10 Ways to Maximize Your Time on Twitter

Whether you use Twitter for personal enjoyment or business purposes, you’ve probably been the victim of “Twitter Time,” which is the unexplainable loss of time that happens when you start tweeting. You tell yourself you’re just going to check your Twitter stream, and before you realize it, an hour or more has gone by. Often, much of that lost time produced no tangible results.

“What was I doing for the past hour?” If you’ve ever asked yourself that question, then you’re not an efficient tweeter. Fortunately, there are some simple steps you can take to maximize your time on Twitter instead of wasting it. Ten of the easiest tricks that you can start using right now are explained below.

1. Automate some of your tweets.
You don’t have to manually create and publish each of your tweets. It’s inefficient to do so when you can easily automate some of those tweets. For example, rather than manually tweeting a link to every new blog post that you write as you publish it, you can use a tool like Twitterfeed to automatically tweet those links. Of course, no one wants to follow or interact with someone who only publishes automated tweets. With that in mind, make sure the majority of your tweets are not automated.

2. Schedule some of your tweets.
Streamline your Twitter publishing activities by scheduling tweets to go live at a later date and time. This saves you time because you can have fresh content up on your Twitter stream without having to take the time to log into your account and tweet again and again throughout the day. Tools like Hootsuite, TweetDeck, and Buffer are extremely helpful for tweet scheduling.

3. Cross-promote some of your tweets.
Do you find yourself duplicating the content of your tweets and publishing them on multiple Twitter accounts, Facebook, Google+, LinkedIn, and more? You can automatically cross-promote the tweets that you choose by entering the tweet a single time and selecting which of your social accounts you want to publish that update to using a tool like Hootsuite (which offers both free and paid accounts) and SproutSocial (which offers affordable paid accounts only).

4. Create lists and use them.
Lists could be considered the most underutilized feature of Twitter. By grouping followers into Twitter lists, you can easily follow tweets from specific people rather than scrolling through every tweet from every Twitter account that you follow. For example, you might want to create a Twitter list for your family members or a Twitter list for your employees.

You can also check out public Twitter lists made by other Twitter users, too. This is a great way to get ideas for lists you might want to create as well as to find new people to follow. To streamline the process, use a tool like Listorious to research active lists created by other Twitter users.

5. Use hashtags whenever possible.
Hashtags can help you maximize your time on Twitter in two ways. First, you can include hashtags in your own tweets to identify topics your tweets are related to and broaden exposure to them. Second, you can use a tool like Hashtags.org to discover hashtags that matter to you as well as to find tweets using those hashtags. This gives you the opportunity to find people to follow and conversations to join.

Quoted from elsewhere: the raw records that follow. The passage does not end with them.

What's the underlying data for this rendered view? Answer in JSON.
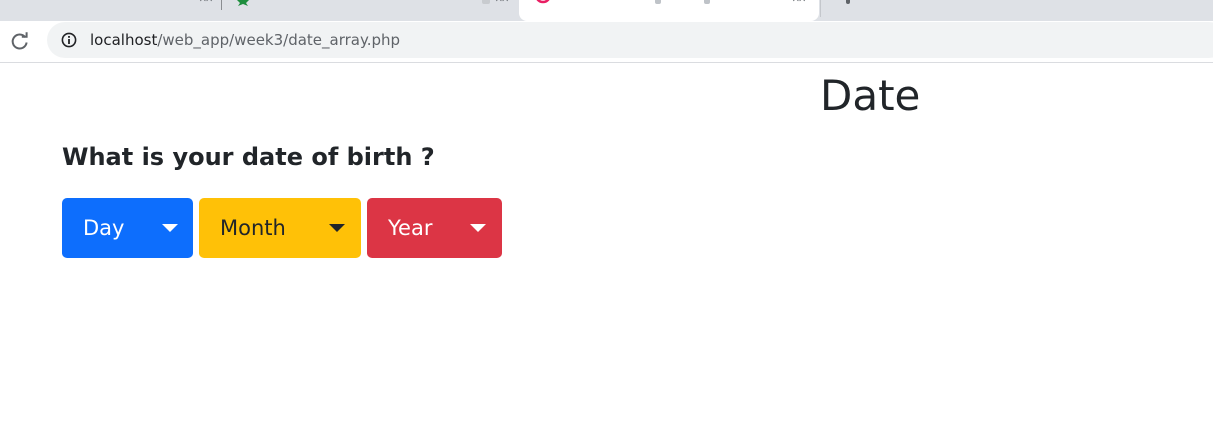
{
  "browser": {
    "address_bar": {
      "host": "localhost",
      "path": "/web_app/week3/date_array.php"
    }
  },
  "page": {
    "title": "Date",
    "question": "What is your date of birth ?",
    "dropdowns": [
      {
        "label": "Day",
        "color": "#0d6efd"
      },
      {
        "label": "Month",
        "color": "#ffc107"
      },
      {
        "label": "Year",
        "color": "#dc3545"
      }
    ]
  },
  "icons": {
    "reload": "reload-icon",
    "site_info": "info-icon",
    "caret": "caret-down-icon"
  }
}
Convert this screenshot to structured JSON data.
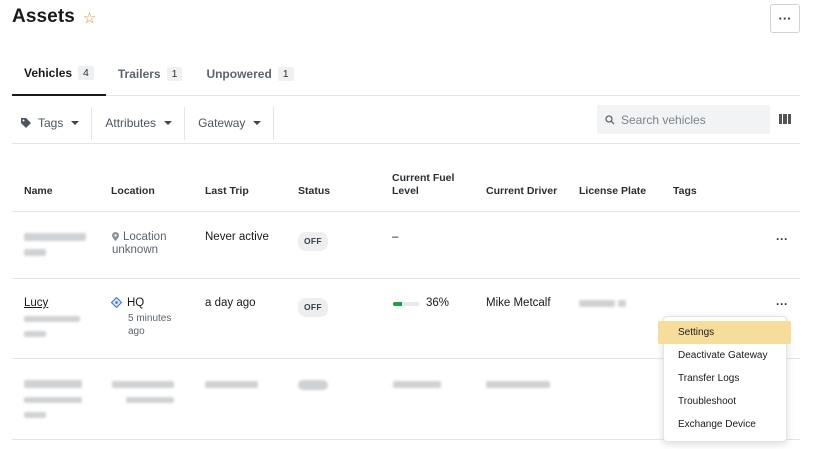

6. Monitor keywords instead of searching for tweets that interest you.
Rather than using the Twitter search tool to find tweets related to keywords that matter to you, you can automatically monitor those keywords in real-time using a tool like Monitter. Simply enter the keywords that you want to follow, and Monitter displays a continually updating stream of tweets that use those keywords. There is no better time to follow someone or jump into a conversation then within minutes of when that person publishes a tweet that matters to you.

7. Know your limits.
Your tweets can only be 140-characters in length before they are automatically truncated. You can use a tool like TwitLonger to publish longer tweets, but it’s always best to keep your tweets short. Furthermore, consider how your tweet will look if it’s retweeted. When a Twitter update is retweeted, your @username is appended to the beginning of the tweet. Make sure your full tweet will be visible if someone retweets your Twitter post or an important part of your message could get cut off.

8. Streamline efforts to find people to follow on Twitter.
There are a variety of tools that can help you find people to follow on Twitter quickly and efficiently. Tools like Twellow and Wefollow enable you to search for Twitter users by topic keywords. Just type keywords related to your interest into the search box on the Wefollow website, and you’ll get a list of Twitter users who tweet about that topic or have self-identified themselves as being interested in that topic.

9. Use tools to determine who to follow back.
It’s a good idea to research each account that follows you on Twitter before you follow back. You might not want to follow every account that follows you, and that’s absolutely fine. You’re under no obligation to follow another Twitter account, even if they follow you first. When a new accounts starts to follow you, scroll through the account’s recent tweets to ensure the content published by that account is something you want to see in your Twitter stream. You can also use tools like Klout and Twitter Grader to learn about the Twitter account’s influence, behaviors, popularity, and more.

10. Block Twitter accounts as appropriate.
Don’t be afraid to block Twitter accounts from following you. There are many spam Twitter accounts as well as accounts that publish inappropriate content, and you might not want the tweets from those accounts to clutter your own Twitter stream and steal your precious time. Furthermore, you’re helping Twitter identify and remove spam and inappropriate Twitter accounts when you block them. Think of blocking as doing your part in improving the overall Twitter experience for everyone.